CLEVELAND, OHIO -- Scientists at the The Mayo Clinic came to the conclusion that old people are more likely to die after the recent death of Bertha Madeline "Bobcat" Swanson, master gardener, beloved grandmother, and certified old person.
The study began three years ago, when five old people died at The Shadyside old folks home within the same week. At that point, The Mayo Clinic dropped their study on a miracle cure for cancer, and began a study on the elderly. "We were all so occupied with this old folks study, everything else seemed unimportant," said Lisa Garber, head of research Tuesday, "When I was at home, all I could think about was getting back to the lab and working. Now that it's all over, I don't know what I'll do. Maybe go home, take a nap, cry into a quart of ice cream... Er... I mean... Eat a nice dinner... Yeah, that's what I meant... Anyway, this was probably our biggest breakthrough since we figured out that bears actually do shit in the woods (who knew?), so I guess I can be happy about that. Although in hindsight, throwing a party might not have been the best thing to do, seeing as there was a death and all..."
The study in question consisted of the "old group" and three control groups (toddlers, young adults, and middle aged). The toddlers have yet to die, but the last person in the middle aged group was killed four days after Bertha, in a midlife crisis. When asked to comment, Lisa Garber merely said, "Let's just say his parachute had a hole in it..." Additionally, the last person in the young adult group, Jonathan White, nearly died after a head injury. However, after being admitted to the hospital, he did die of an accidental morphine overdose. One of our reporters was there, but was unfortunately out of the room at the time of death. The shady man standing next to Jonathan's body refused to comment.
We asked Bill Martin, Senior Research Associate of The Mayo Clinic, to try to explain how they came to their astonishing conclusion, and this is what he said: "Ya see, we figure most people are born at a very early age (this is of course not true for people who are old for their age, they're completely different), and therefore must die at an old one. So what I'm basically trying to say is, old people are more likely to die, because they're older. See? It's actually very simple, really." His quote was also used in the newest editions of Science and No Shit, Sherlock! magazines.
Some have also called for a medicine of some sort to be created, to keep the elderly from death. But The Mayo Clinic has said they are going to work on smaller issues for now. "In order to make such a medicine we'd probably first need to find the fountain of youth", said Rob Golden, janitor for the clinic. "Also, I feel like alchemists have been working on it for thousands of years, so I guess it should be ready any day now. And besides, we've already put tens of dollars into this study, and I've needed some new Windex for like a month now, so I think we'll just wait it out and see if anybody else won't do it. We might start on the project at a later date, but certainly not until I get my windex." Golden refused to comment further, claiming that he had a three-fourteen in the downstairs men's bathroom.

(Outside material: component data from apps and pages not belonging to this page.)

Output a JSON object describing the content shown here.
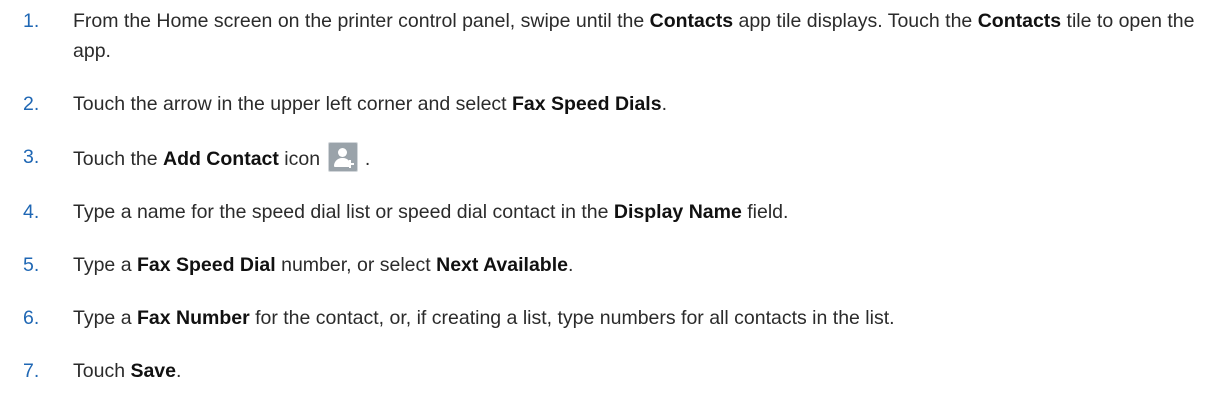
{
  "steps": [
    {
      "number": "1.",
      "parts": [
        {
          "t": "From the Home screen on the printer control panel, swipe until the "
        },
        {
          "t": "Contacts",
          "b": true
        },
        {
          "t": " app tile displays. Touch the "
        },
        {
          "t": "Contacts",
          "b": true
        },
        {
          "t": " tile to open the app."
        }
      ]
    },
    {
      "number": "2.",
      "parts": [
        {
          "t": "Touch the arrow in the upper left corner and select "
        },
        {
          "t": "Fax Speed Dials",
          "b": true
        },
        {
          "t": "."
        }
      ]
    },
    {
      "number": "3.",
      "parts": [
        {
          "t": "Touch the "
        },
        {
          "t": "Add Contact",
          "b": true
        },
        {
          "t": " icon "
        },
        {
          "icon": "add-contact-icon"
        },
        {
          "t": " ."
        }
      ]
    },
    {
      "number": "4.",
      "parts": [
        {
          "t": "Type a name for the speed dial list or speed dial contact in the "
        },
        {
          "t": "Display Name",
          "b": true
        },
        {
          "t": " field."
        }
      ]
    },
    {
      "number": "5.",
      "parts": [
        {
          "t": "Type a "
        },
        {
          "t": "Fax Speed Dial",
          "b": true
        },
        {
          "t": " number, or select "
        },
        {
          "t": "Next Available",
          "b": true
        },
        {
          "t": "."
        }
      ]
    },
    {
      "number": "6.",
      "parts": [
        {
          "t": "Type a "
        },
        {
          "t": "Fax Number",
          "b": true
        },
        {
          "t": " for the contact, or, if creating a list, type numbers for all contacts in the list."
        }
      ]
    },
    {
      "number": "7.",
      "parts": [
        {
          "t": "Touch "
        },
        {
          "t": "Save",
          "b": true
        },
        {
          "t": "."
        }
      ]
    }
  ],
  "colors": {
    "step_number": "#1f67b4",
    "body_text": "#2b2b2b",
    "icon_background": "#9aa3aa"
  }
}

The nurses at The Shadyside old folks home have decided to take special precautions to keep their residents safe from the grim reaper, such as changing curfew from five o'clock to four forty five, and adding three additional minutes to the daily "check your blood pressure" period of the day.
|This article features first-hand journalism by an UnNews correspondent.|